Up Close And From Afar, The View Through the Lens of an American Living in the UK

By Dawn M. Sanders

Being born and raised atop what I would later find to be America’s, city-on-the-hill status to the rest of the world, we only knew of how life affected us, but not faraway places of, ‘them’, somewhere out there…

Growing up in a disadvantaged family, my siblings and I were not encouraged to question: doctor was always right and my mother described herself as a flag waver, her brother having been killed in the Korean war, as American might was felt around the world. In the post-Vietnam fallout, no one heard of the US-backed 1973 coup of Salvador Allende, replaced with Augusto Pinochet, a merciless dictator. To this day, on the whole Americans know nothing of their endless wars.

Hailing from California, one of the most liberal states, I was used to diversity – whether a lot of kids of colour at school, meeting the odd person from China or going to camp with kids who had various additional needs. Yet within my own household there were certain prejudices harboured I never agreed with, such as  against people of colour.

Upon immigrating to the UK, I landed in a post-Thatcher Britain still talking of poll tax riots. Part of the appeal of coming to the UK, was eventually, I might be a European citizen in tandem with my UK status – how naïve I was.

After 9/11 and the subsequent bombing of Afghanistan, I swiftly awakened to the crimes of my former country and on the cusp of an International Politics degree, I had started feeling a shamed of being American.
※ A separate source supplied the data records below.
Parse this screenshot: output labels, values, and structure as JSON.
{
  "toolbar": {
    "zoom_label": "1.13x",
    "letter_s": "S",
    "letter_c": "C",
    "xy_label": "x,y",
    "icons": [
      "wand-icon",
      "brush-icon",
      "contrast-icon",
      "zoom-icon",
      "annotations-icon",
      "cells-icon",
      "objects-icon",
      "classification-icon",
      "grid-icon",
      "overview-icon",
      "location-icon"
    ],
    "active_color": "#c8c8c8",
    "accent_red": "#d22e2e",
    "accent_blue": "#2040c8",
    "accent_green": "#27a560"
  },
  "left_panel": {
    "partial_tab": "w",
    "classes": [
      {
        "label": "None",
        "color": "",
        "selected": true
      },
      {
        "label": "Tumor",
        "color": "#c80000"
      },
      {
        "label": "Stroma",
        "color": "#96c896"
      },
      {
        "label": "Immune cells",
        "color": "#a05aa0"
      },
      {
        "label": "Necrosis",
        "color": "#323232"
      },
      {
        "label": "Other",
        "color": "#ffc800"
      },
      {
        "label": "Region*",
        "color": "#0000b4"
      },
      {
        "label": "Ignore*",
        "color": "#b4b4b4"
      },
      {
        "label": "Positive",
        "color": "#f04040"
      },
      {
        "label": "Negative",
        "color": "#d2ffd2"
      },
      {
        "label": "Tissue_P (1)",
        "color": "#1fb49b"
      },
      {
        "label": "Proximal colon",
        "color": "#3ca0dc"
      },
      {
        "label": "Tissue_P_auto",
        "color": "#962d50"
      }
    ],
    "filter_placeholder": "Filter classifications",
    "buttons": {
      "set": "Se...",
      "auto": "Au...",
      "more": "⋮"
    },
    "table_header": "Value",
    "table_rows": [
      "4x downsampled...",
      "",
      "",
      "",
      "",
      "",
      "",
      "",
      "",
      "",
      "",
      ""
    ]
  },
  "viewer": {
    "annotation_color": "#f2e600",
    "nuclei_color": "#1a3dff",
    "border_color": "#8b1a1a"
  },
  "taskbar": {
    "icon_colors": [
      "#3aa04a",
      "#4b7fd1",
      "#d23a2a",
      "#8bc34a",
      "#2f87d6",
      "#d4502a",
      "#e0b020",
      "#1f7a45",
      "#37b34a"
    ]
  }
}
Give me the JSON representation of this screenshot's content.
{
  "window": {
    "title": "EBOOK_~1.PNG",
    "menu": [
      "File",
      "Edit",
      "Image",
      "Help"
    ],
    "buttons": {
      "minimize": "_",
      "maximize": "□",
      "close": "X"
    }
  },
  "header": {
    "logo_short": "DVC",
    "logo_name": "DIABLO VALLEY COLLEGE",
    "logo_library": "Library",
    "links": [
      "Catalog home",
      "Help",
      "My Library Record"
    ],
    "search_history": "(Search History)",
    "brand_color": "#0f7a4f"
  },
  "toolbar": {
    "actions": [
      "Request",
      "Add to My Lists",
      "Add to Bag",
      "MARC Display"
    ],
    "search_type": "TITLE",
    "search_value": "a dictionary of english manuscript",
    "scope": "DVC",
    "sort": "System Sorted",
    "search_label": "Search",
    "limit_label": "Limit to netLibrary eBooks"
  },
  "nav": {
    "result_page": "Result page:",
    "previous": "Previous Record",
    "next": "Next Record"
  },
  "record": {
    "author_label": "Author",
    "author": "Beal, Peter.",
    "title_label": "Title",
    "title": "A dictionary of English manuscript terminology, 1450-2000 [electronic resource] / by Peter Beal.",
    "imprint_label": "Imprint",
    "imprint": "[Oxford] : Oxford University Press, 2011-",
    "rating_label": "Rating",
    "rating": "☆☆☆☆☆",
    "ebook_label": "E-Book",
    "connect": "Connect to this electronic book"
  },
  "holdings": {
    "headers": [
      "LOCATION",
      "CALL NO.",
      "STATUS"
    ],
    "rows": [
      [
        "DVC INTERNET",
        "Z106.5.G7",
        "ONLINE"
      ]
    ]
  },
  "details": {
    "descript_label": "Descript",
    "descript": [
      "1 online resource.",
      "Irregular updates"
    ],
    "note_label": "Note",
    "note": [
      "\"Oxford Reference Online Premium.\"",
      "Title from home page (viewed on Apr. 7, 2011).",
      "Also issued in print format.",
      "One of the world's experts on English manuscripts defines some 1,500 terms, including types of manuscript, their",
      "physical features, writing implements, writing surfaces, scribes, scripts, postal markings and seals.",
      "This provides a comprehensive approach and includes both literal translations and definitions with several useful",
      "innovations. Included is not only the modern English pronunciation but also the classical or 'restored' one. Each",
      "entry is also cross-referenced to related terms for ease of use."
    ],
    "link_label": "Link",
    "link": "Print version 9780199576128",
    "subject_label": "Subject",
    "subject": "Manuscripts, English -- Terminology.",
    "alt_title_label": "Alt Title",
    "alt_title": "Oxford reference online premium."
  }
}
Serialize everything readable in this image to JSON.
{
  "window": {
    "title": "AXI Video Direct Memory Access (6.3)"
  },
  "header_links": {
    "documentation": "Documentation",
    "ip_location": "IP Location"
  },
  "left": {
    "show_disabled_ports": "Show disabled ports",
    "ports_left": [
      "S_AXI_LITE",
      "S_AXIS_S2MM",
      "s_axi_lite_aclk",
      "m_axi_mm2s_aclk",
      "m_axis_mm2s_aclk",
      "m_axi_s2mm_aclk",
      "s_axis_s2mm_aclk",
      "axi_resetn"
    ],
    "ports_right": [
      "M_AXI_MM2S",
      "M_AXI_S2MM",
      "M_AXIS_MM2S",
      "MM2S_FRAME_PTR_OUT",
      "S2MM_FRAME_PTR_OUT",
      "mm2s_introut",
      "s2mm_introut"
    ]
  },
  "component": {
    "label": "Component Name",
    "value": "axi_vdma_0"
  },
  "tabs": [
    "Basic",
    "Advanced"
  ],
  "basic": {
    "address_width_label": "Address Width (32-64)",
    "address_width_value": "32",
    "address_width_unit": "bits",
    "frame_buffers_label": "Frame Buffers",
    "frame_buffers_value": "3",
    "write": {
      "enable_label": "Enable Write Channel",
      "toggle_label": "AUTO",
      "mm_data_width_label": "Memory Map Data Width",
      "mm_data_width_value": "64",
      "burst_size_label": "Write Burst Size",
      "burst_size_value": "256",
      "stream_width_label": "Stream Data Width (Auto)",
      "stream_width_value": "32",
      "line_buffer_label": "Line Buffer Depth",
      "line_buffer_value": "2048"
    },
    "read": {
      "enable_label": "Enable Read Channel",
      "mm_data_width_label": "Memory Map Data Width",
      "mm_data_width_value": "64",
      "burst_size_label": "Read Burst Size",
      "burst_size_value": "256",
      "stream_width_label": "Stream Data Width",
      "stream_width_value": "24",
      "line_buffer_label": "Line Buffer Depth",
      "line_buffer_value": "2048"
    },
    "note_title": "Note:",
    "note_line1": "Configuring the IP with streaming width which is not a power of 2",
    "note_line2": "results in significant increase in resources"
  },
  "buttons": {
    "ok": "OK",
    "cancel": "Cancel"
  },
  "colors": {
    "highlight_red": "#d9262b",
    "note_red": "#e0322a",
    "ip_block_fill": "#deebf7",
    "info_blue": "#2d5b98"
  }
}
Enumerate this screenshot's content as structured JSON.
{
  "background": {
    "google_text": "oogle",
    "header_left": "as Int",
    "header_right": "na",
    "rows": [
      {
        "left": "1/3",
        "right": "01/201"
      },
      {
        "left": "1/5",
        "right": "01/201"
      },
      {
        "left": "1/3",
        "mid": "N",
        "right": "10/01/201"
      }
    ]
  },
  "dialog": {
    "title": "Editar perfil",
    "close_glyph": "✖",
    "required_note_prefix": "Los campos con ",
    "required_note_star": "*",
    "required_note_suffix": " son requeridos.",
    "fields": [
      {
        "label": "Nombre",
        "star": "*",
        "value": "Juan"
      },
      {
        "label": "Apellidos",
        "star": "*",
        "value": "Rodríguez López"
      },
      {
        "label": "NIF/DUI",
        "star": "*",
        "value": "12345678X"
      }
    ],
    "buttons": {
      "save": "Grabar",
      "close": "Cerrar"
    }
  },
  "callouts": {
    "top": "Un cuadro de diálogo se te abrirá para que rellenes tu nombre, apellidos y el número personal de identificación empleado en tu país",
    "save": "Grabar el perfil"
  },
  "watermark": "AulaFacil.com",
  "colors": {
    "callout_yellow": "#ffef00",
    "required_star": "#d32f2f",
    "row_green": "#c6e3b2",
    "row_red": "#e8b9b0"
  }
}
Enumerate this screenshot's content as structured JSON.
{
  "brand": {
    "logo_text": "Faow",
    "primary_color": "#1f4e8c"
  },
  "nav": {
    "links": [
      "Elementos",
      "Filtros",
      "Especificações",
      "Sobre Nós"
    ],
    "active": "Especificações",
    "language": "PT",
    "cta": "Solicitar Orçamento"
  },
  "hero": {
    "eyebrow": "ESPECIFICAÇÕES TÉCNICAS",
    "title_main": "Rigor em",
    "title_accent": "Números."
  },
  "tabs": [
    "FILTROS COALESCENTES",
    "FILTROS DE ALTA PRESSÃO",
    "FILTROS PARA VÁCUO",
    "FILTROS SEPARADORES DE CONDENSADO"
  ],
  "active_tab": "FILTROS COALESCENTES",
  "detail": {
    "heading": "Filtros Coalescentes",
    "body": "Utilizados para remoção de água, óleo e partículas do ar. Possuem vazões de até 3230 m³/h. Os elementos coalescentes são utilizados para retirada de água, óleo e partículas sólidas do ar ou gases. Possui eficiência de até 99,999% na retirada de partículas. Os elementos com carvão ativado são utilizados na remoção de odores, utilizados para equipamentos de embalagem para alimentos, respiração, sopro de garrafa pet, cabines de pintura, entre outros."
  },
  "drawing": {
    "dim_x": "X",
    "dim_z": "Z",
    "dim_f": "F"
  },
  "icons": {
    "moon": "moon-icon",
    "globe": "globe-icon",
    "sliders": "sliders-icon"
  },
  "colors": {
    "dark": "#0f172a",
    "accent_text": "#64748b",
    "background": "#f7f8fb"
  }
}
Meeting other expats, I found they too loathed George W. Bush Jr. – detesting any association with him.

Any lingering American hegemony at the start of the millennium was quickly replaced with a more aggressive agenda, signalling the starting gun of the culture wars that ensued – manifesting in Bush’s “War On Terror”. As America was the protagonist in pitting west against east, urging allies to do its bidding in Iraq, in the rear view mirror of hindsight, it was not difficult to ascertain how I felt psychologically. Listening to brash American ground troopers boast of “lighting up” Iraqis in their homes or on the streets, made my blood run cold. With America as the main perpetrator, was Tony Blair’s declaration that “The UK would stand shoulder to shoulder…” so we too were fully immersed in the invasion.

In the 80s the US had Reagan and the UK had Thatcher, setting the stage for puppet politics, so the Bush and Blair master and servant scenario was no exception. “Not in my name” was the slogan of the anti-Iraq demonstrations, where I was compelled to march all of them.

Travelling to the Middle East in 2006 at the height of the invasion, I knew being American would not be popular, so despite my green passport, in meeting people, I would identify as British – it was after all, the lesser of two evils.

As the war raging in the Middle East burnt into the Western psyche as a permanent fixture of political and cultural decay, by 2010 with the Tories back in power, traditional class wars throughout Europe and America were reignited as western  partnerships implemented austerity.

Growing up Stateside, presidential elections were minor but significant occasions – for many just another day, as democracy was like turning on a tap, there when we expected it. However, record turnout for Barack Obama was simply astounding. Donald Trump’s election has often been described as a product of our times or whitelash of Obama’s tenure. As it became apparent, Trump not only did not represent the America I grew up in, he embodied a new brand of right-wing extremism. There is a wide consensus that Trumpism is firmly entrenched in American conservatism and will be his legacy.

As Trump rose to power, behind closed doors, the same extremism was being carefully planned in the UK, with Steve Bannon (who later became Trump’s Chief Strategist and  senior Councillor) and veterans of the Tory party with long-running aspirations of leaving the European Union. The Brexit project, a definitive referendum costing two prime ministers, aligned UK politics with the far-right. Trumpism has replaced waning American hegemony, to the disgust of us on the left, UK conservatives were all too happy to lurch further to the right – polarising the UK in a Brexit vs anti-Brexit parroting of divide-and-rule tactics.  Despite Trump’s contemptuous personality and lack of political know how, the world  has witnessed in horror, a potent wave of Trumpism sweep America – spawning other extremist right-wing leaders, such as Brazil’s Jair Bolsonaro and India’s Narendra Modi.

With an emerging progressive movement opposing the onslaught of growing demagoguery, it has become a tug-of-war of ideologies on both sides of the pond. However, more middle-of-the-road, figures have emerged: in UK Labour’s Keir Starmer and the former vice-president to Obama, Joe Biden. There is seemingly a  budding mediocrity: as progressivism has largely been trodden over by ideologues. Now that Biden has clenched victory in a seismic US election, progression may still shine.

As the UK is poised to leave the EU, the US election result has stratospheric implications for the UK’s Brexit, as Boris Johnson will cling to the dream without Trumps influence.

This article puts it into a nutshell: as Starmer seeks to replicate Biden’s multilateral approach in a trans-Atlantic preference for mediocrity over dictatorship. As Owen Jones, founder of the Stop Trump Coalition and progressive journalist, suggested during a post US election discussion, Starmer and Biden would at least provide a bridge to hope.


© 2020